The Illawarra's Liberal council hopefuls say they would target "crime hotspots" with an increased spend on installing CCTV cameras during the next council term.
Lead candidates from Wollongong and Shellharbour met in Helensburgh on Friday – near the site of a ram raid on the suburb’s Coles which happened in June – to call for 'more action' to boost the existing council CCTV policies.
Joined by two NSW MPs – Lee Evans and Gareth Ward – the politicians called on the council to install surveillance camera’s in Helensburgh’s main street as “added protection for residents”.
Mr Evans said he had written to the council’s general manager, David Farmer to requiest CCTV camera’s be installed.
All Liberal Party candidates have pledged a greater focus on street cameras if they are elected, with mayoral hopeful John Dorahy saying he wants more installed.
“We have a plan for more CCTV cameras across our region, because people want to feel safe and businesses want to protect their staff and business from vandalism and theft,” he said.
“We want to work with police, residents and businesses to identify hot-spots to deliver CCTV cameras were they are needed most.”
“This is about ensuring place that are vulnerable get the attention they require.”
He said he did not know how many more cameras would be able to be installed, as this would need to be developed in consultation with residents and police.
Northern suburbs council candidate Leigh Colacino said the commitment to install more cameras would come with an increased cost, but said this would be worth it if people felt safer and crimes were captured.
“It’s going to save money it the long run and if we don’t do it, that’s equating to a larger cost to the community,” he said. No cost estimates have been given.
The council already has CCTV cameras installed at about 30 locations, mostly near public buildings (see full list online).
In July, existing Wollongong councillors voted to update the city’s CCTV policy, which includes measures to work with police.
Wollongong Lord Mayor Gordon Bradbery said he was I in favour of using CCTV as part of the council’s crime prevention strategy.
“We’re already doing this,” he said. “The problem with CCTV is that they’re not monitored within real time and they are often just used to collect evidence of crimes. And, even then, we’ve noticed that some of the people who commit crimes can wear hoodies and be hard to identify.
“It is naive to think that CCTV will cure all the problems – it is one tool in many that we are already using to monitor challenging situations.”
Cr Bradbery said he would be supportive of installing cameras in Corrimal, near the inclusive playground Luke’s Place, which has been a site of regular vandalism in recent months.

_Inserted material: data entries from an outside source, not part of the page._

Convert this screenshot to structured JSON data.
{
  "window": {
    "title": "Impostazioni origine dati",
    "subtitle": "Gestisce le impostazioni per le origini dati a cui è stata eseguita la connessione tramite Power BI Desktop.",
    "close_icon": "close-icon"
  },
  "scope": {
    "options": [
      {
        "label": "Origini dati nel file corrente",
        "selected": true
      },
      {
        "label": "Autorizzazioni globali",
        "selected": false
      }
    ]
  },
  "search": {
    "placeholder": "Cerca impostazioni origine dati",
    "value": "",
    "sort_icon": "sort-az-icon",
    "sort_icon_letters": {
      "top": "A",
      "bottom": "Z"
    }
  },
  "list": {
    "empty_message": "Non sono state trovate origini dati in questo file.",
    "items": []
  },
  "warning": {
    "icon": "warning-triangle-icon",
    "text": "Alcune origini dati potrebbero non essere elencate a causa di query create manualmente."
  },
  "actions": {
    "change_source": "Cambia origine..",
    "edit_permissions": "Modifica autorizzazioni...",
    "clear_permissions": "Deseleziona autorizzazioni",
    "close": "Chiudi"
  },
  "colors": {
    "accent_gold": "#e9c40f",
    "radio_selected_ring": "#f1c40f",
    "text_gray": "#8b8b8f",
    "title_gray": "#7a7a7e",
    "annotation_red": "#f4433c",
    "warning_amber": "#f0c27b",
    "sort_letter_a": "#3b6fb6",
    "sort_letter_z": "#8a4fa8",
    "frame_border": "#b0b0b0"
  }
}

“Importantly, it’s a matter of having the resources to put these things in, and working with the police personel to respond and deal with the footage that it collected.
“It’s not as easy as the Libs are making out.”
During the current term of Wollongong council, other councillors have also pushed for more CCTV.
For instance, independent Greg Petty – also from Helensbugh – has called for the council to covertly monitor known sites of illegal dumping.
Existing Wollongong council CCTV locations
- Beaton Park Leisure Centre
- Lakeside Leisure Centre
- Bulli Tourist Park
- Corrimal tourist park
- Windang tourist park
- Wollongong crematorium
- Warrawong library
- Helensburgh library
- Helensburgh waste disposal depot
- Whytes Gully
- Council headquarters and car park
- Wollongong City Centre and Crown Street Mall, and adjacent streets
- Council depots
- Dapto Ribbonwood Centre
- Thirroul community centre
- Corrimal community centre /library
- Integral building 81-83 Burelli Street
- 93 Crown Street
- Entrance to Puckey’s Beach
- Bathers Pavilion
- Wollongong Youth Centre
- Wollongong Art Galley
- Town Hall
- Marine Drive
- Berkeley pool